*Certain short zipline can generate more tension than others much longer. Ask us for a free catenary and tension study and avoid a bad surprise. We do not make ourselves responsible for an overloaded cable or for any other aspect of your backyard zipline. Seek professional help to install your zipline
CABLE: First you need to purchase a cable. Size should be determine using the preceding chart.
TREE WRAP:Wrap a cable sling around you first tree (always use same size sling or bigger than your zipline cable)
TURNBUCKLE: Open your turnbuckle completely and attach it to your cable sling
BACK-UP: (coming soon) Add an optional turnbuckle back-up cable for your peace of mind (you will need 3 more wire clips)

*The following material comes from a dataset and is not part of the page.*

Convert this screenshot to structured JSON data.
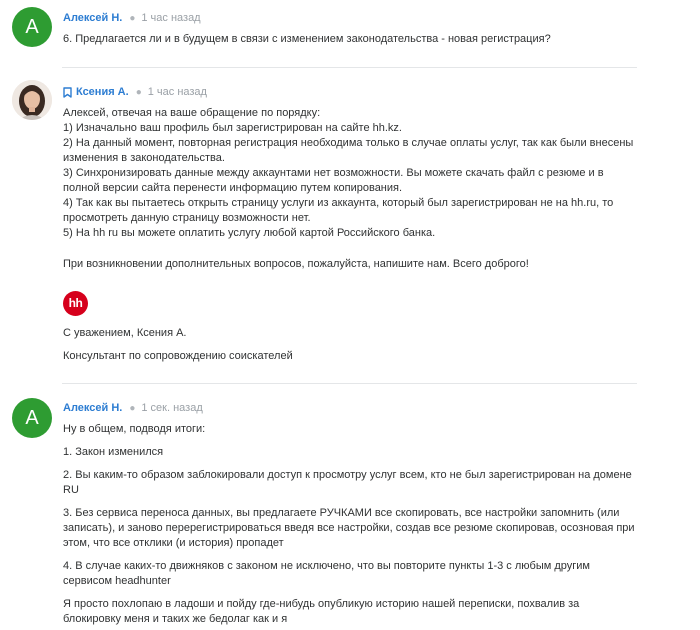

WIRE CLIPS: Attach you cable to the other end of the turnbuckle. If you purchase the cable with us, you will already have an eye termination built in your cable. If you don't, you will need at least 3 forged wire clips and a thimble. CAUTION: Do not use malleable wire clips for zipline cables; this is a dangerous practice. You need a quality forged wire clip for this purpose.
TENSION KIT: Pull you cable to the other tree and tension it. If your zipline has a low clearance, you may need a tension kit. Once you cable is under tension, you will need, again, a minimum of 3 wire clips to securely attach it around the tree.
ZIPLINE BRAKE: In most cases, you will need to install a zipline brake because to hit a tree is not a very good way to stop. You can use a brake block with a rope you will manually control or a brake block with a bungee cords attached to an anchor.
ZIPLINE PULLEY: You are now ready to zip down! Choose a trolley that will meet your goals and respect your budget.
ZIPLINE SEAT: Use a zipline seat for more comfort and enhanced safety
HARNESS: Use a harness if you zipline travel over 10 ft at any point of the span
LANYARDS: If you use a harness, you will also need a 30 cm lanyard to attach to the pulley... and you may consider a 45 cm back up for your peace of mind.
CARABINERS: Add 1 carabiner for the short lanyard, and another one for the back-up if they are not included in an harness kit
HELMET: Finally, if you care about safety, wear a helmet and keep your ideas intact.
Looking to build a Zipline that end in the water. I will drill a 2" steel pole into the rock that is 12" below the water. It should hold up to 250lb but it is really designed for my grandson. I can take picture and offer measurements for you if you wish. this will be located at our cottage in Honey harbour on Georgian Bay